### Task instructions
Please show every line in the entries below that includes the word "status".

Dataset rows describing interfaces
----

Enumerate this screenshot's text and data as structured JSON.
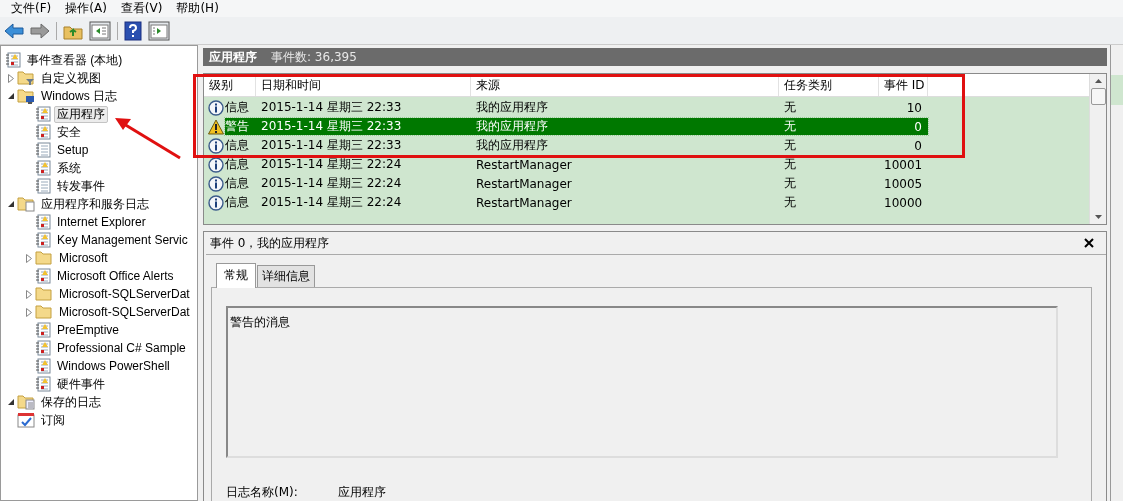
{
  "menu": [
    "文件(F)",
    "操作(A)",
    "查看(V)",
    "帮助(H)"
  ],
  "tree": [
    {
      "label": "事件查看器 (本地)",
      "kind": "root",
      "selected": false,
      "children": [
        {
          "label": "自定义视图",
          "kind": "filter-folder",
          "expanded": false,
          "selected": false
        },
        {
          "label": "Windows 日志",
          "kind": "windows-folder",
          "expanded": true,
          "selected": false,
          "children": [
            {
              "label": "应用程序",
              "kind": "log",
              "selected": true
            },
            {
              "label": "安全",
              "kind": "log",
              "selected": false
            },
            {
              "label": "Setup",
              "kind": "plain-log",
              "selected": false
            },
            {
              "label": "系统",
              "kind": "log",
              "selected": false
            },
            {
              "label": "转发事件",
              "kind": "plain-log",
              "selected": false
            }
          ]
        },
        {
          "label": "应用程序和服务日志",
          "kind": "doc-folder",
          "expanded": true,
          "selected": false,
          "children": [
            {
              "label": "Internet Explorer",
              "kind": "log",
              "selected": false
            },
            {
              "label": "Key Management Servic",
              "kind": "log",
              "selected": false
            },
            {
              "label": "Microsoft",
              "kind": "folder",
              "expanded": false,
              "selected": false
            },
            {
              "label": "Microsoft Office Alerts",
              "kind": "log",
              "selected": false
            },
            {
              "label": "Microsoft-SQLServerDat",
              "kind": "folder",
              "expanded": false,
              "selected": false
            },
            {
              "label": "Microsoft-SQLServerDat",
              "kind": "folder",
              "expanded": false,
              "selected": false
            },
            {
              "label": "PreEmptive",
              "kind": "log",
              "selected": false
            },
            {
              "label": "Professional C# Sample",
              "kind": "log",
              "selected": false
            },
            {
              "label": "Windows PowerShell",
              "kind": "log",
              "selected": false
            },
            {
              "label": "硬件事件",
              "kind": "log",
              "selected": false
            }
          ]
        },
        {
          "label": "保存的日志",
          "kind": "saved-folder",
          "expanded": true,
          "selected": false
        },
        {
          "label": "订阅",
          "kind": "subscription",
          "selected": false
        }
      ]
    }
  ],
  "log_header": {
    "name": "应用程序",
    "count": "事件数: 36,395"
  },
  "table": {
    "columns": [
      "级别",
      "日期和时间",
      "来源",
      "任务类别",
      "事件 ID"
    ],
    "rows": [
      {
        "kind": "info",
        "level": "信息",
        "date": "2015-1-14 星期三 22:33",
        "source": "我的应用程序",
        "task": "无",
        "id": "10",
        "selected": false
      },
      {
        "kind": "warning",
        "level": "警告",
        "date": "2015-1-14 星期三 22:33",
        "source": "我的应用程序",
        "task": "无",
        "id": "0",
        "selected": true
      },
      {
        "kind": "info",
        "level": "信息",
        "date": "2015-1-14 星期三 22:33",
        "source": "我的应用程序",
        "task": "无",
        "id": "0",
        "selected": false
      },
      {
        "kind": "info",
        "level": "信息",
        "date": "2015-1-14 星期三 22:24",
        "source": "RestartManager",
        "task": "无",
        "id": "10001",
        "selected": false
      },
      {
        "kind": "info",
        "level": "信息",
        "date": "2015-1-14 星期三 22:24",
        "source": "RestartManager",
        "task": "无",
        "id": "10005",
        "selected": false
      },
      {
        "kind": "info",
        "level": "信息",
        "date": "2015-1-14 星期三 22:24",
        "source": "RestartManager",
        "task": "无",
        "id": "10000",
        "selected": false
      }
    ]
  },
  "detail": {
    "title": "事件 0，我的应用程序",
    "tabs": [
      {
        "label": "常规",
        "selected": true
      },
      {
        "label": "详细信息",
        "selected": false
      }
    ],
    "message": "警告的消息",
    "fields": [
      {
        "label": "日志名称(M):",
        "value": "应用程序"
      }
    ]
  }
}
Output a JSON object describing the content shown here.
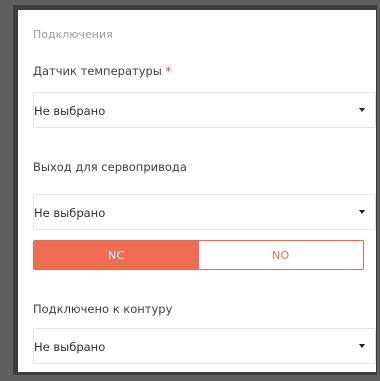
{
  "section": {
    "title": "Подключения"
  },
  "fields": {
    "temperature_sensor": {
      "label": "Датчик температуры",
      "required_mark": "*",
      "value": "Не выбрано"
    },
    "servo_output": {
      "label": "Выход для сервопривода",
      "value": "Не выбрано"
    },
    "contour": {
      "label": "Подключено к контуру",
      "value": "Не выбрано"
    }
  },
  "toggle": {
    "options": [
      "NC",
      "NO"
    ],
    "selected": "NC"
  },
  "colors": {
    "accent": "#ef6d52",
    "required": "#e5452c"
  }
}
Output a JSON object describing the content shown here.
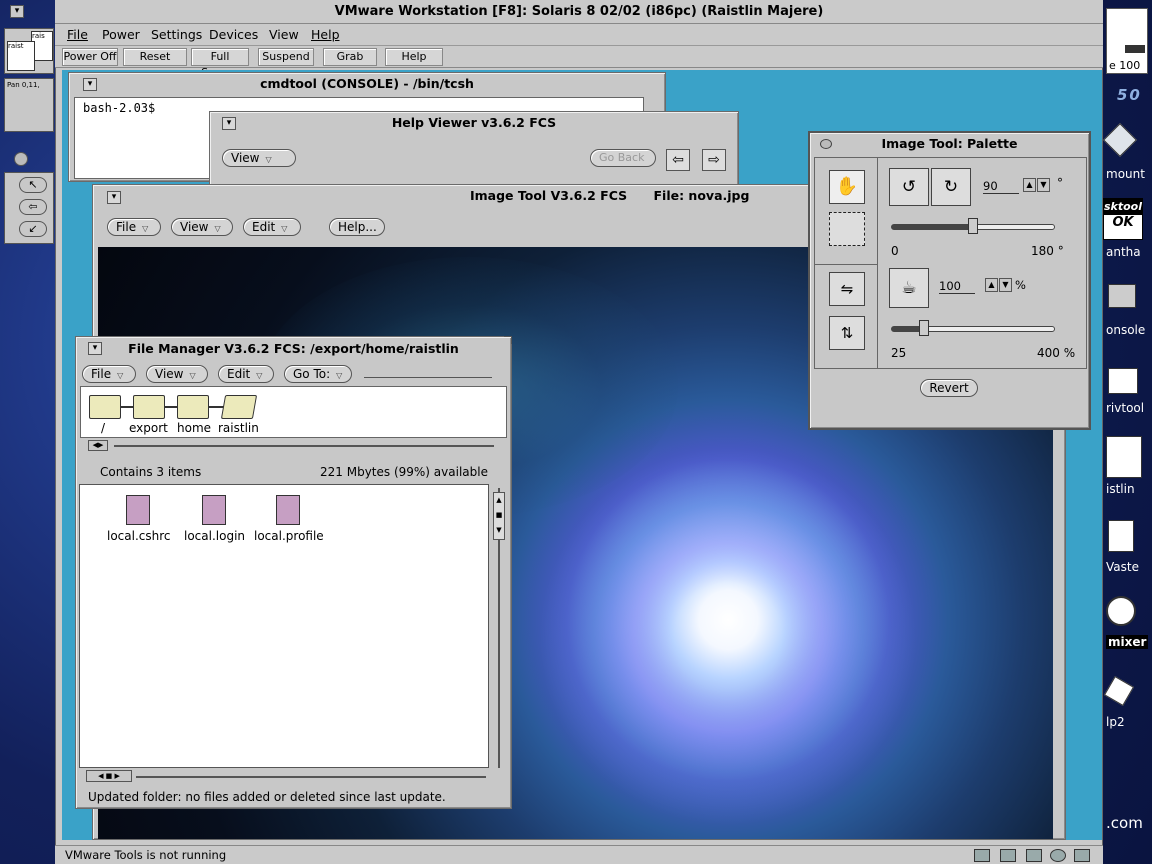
{
  "host": {
    "left_panel": {
      "pager_label_1": "rais",
      "pager_label_2": "raist",
      "pan_text": "Pan 0,11,"
    },
    "right_panel": {
      "meter_value": "100",
      "meter_prefix": "e",
      "clock_text": "50",
      "items": [
        {
          "label": "mount"
        },
        {
          "label": "antha",
          "badge_top": "sktool",
          "badge_bottom": "OK"
        },
        {
          "label": "onsole"
        },
        {
          "label": "rivtool"
        },
        {
          "label": "istlin"
        },
        {
          "label": "Vaste"
        },
        {
          "label": "mixer"
        },
        {
          "label": "lp2"
        }
      ],
      "domain_suffix": ".com"
    }
  },
  "vmware": {
    "title": "VMware Workstation [F8]: Solaris 8 02/02 (i86pc) (Raistlin Majere)",
    "menu": [
      "File",
      "Power",
      "Settings",
      "Devices",
      "View",
      "Help"
    ],
    "toolbar": [
      "Power Off",
      "Reset",
      "Full Screen",
      "Suspend",
      "Grab",
      "Help"
    ],
    "status": "VMware Tools is not running"
  },
  "cmdtool": {
    "title": "cmdtool (CONSOLE) - /bin/tcsh",
    "prompt": "bash-2.03$"
  },
  "help_viewer": {
    "title": "Help Viewer v3.6.2 FCS",
    "view_menu": "View",
    "go_back": "Go Back"
  },
  "image_tool": {
    "title": "Image Tool V3.6.2 FCS",
    "file_label": "File:  nova.jpg",
    "menus": [
      "File",
      "View",
      "Edit"
    ],
    "help": "Help..."
  },
  "palette": {
    "title": "Image Tool:  Palette",
    "rotate_value": "90",
    "rotate_unit": "°",
    "rotate_min": "0",
    "rotate_max": "180 °",
    "rotate_fraction": 0.5,
    "zoom_value": "100",
    "zoom_unit": "%",
    "zoom_min": "25",
    "zoom_max": "400 %",
    "zoom_fraction": 0.2,
    "revert": "Revert"
  },
  "file_manager": {
    "title": "File Manager V3.6.2 FCS: /export/home/raistlin",
    "menus": [
      "File",
      "View",
      "Edit",
      "Go To:"
    ],
    "path": [
      "/",
      "export",
      "home",
      "raistlin"
    ],
    "contains": "Contains 3 items",
    "available": "221 Mbytes (99%) available",
    "files": [
      "local.cshrc",
      "local.login",
      "local.profile"
    ],
    "status": "Updated folder:  no files added or deleted since last update."
  }
}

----

### Answer box
    "status": "VMware Tools is not running"
    "status": "Updated folder:  no files added or deleted since last update."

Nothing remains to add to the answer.